___ Raw data ___
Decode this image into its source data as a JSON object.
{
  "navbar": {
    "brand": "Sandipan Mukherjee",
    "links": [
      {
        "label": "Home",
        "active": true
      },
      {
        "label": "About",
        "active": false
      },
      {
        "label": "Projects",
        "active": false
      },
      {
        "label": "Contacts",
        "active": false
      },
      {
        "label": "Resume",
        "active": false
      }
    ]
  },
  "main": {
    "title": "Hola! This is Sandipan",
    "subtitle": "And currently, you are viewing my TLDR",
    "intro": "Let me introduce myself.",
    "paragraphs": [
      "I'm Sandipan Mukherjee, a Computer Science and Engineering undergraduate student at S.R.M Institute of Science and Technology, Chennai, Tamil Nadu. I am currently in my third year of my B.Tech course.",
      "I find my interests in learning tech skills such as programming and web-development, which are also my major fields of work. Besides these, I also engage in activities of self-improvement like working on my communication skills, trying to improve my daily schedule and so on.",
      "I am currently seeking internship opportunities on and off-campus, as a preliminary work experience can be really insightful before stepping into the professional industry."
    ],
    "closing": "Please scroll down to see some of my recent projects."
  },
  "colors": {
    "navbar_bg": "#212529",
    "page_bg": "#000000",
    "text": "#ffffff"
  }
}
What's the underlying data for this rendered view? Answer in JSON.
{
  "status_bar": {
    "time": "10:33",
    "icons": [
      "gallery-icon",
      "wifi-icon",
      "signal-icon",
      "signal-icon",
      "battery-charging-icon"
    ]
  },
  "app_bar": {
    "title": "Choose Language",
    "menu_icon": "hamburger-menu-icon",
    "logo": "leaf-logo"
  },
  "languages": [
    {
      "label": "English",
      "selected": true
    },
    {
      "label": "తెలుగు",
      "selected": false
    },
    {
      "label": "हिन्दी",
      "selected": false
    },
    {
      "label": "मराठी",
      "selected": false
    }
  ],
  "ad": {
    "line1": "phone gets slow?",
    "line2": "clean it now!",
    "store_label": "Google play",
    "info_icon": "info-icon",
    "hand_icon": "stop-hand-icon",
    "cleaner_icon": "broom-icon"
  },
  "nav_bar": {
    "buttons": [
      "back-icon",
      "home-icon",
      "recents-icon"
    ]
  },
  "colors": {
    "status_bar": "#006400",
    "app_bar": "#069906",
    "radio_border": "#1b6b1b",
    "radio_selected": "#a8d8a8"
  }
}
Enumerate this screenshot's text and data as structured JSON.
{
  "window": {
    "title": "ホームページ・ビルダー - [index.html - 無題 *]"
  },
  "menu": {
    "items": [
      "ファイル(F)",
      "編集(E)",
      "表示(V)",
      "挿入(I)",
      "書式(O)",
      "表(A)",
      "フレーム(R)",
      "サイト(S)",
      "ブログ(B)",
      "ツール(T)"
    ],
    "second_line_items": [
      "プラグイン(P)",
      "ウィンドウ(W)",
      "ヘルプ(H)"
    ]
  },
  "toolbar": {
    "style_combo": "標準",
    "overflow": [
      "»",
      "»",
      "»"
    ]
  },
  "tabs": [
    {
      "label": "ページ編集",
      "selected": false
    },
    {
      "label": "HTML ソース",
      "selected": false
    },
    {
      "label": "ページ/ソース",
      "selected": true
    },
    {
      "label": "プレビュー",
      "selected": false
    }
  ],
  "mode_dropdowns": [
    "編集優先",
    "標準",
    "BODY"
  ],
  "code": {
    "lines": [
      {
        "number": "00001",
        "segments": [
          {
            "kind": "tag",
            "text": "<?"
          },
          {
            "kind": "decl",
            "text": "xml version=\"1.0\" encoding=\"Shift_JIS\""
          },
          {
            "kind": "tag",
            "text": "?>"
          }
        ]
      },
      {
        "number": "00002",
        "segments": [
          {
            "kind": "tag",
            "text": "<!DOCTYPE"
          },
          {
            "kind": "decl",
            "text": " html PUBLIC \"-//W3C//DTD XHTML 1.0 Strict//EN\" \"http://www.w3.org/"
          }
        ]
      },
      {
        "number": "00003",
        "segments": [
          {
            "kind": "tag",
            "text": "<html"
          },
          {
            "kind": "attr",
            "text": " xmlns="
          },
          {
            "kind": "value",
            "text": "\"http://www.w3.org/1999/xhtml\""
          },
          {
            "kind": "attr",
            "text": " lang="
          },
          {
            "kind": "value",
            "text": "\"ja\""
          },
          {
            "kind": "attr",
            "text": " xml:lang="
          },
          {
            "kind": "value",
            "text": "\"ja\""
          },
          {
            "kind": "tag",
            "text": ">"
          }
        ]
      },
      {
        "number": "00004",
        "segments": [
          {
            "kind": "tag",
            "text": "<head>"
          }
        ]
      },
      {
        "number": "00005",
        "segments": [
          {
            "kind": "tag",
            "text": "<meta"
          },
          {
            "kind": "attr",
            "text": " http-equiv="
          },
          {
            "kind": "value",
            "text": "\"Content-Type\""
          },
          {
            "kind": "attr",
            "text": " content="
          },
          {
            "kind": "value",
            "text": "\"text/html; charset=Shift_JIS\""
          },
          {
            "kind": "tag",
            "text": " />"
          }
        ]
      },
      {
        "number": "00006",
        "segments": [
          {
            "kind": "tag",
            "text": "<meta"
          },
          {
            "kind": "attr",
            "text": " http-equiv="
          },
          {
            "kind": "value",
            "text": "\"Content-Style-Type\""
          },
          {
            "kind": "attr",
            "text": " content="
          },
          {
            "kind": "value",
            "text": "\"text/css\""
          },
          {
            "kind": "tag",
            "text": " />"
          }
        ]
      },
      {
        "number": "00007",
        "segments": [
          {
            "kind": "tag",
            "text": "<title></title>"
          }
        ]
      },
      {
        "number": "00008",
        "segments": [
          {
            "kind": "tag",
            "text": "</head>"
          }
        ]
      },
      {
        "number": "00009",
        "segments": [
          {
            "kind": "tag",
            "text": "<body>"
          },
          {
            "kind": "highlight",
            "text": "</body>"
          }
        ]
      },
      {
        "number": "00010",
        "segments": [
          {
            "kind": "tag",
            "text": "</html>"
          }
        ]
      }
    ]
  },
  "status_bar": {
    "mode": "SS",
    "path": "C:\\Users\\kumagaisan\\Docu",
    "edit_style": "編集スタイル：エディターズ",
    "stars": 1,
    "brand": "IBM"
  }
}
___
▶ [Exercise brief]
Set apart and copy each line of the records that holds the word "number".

▶ [Solution below]
        "number": "00001",
        "number": "00002",
        "number": "00003",
        "number": "00004",
        "number": "00005",
        "number": "00006",
        "number": "00007",
        "number": "00008",
        "number": "00009",
        "number": "00010",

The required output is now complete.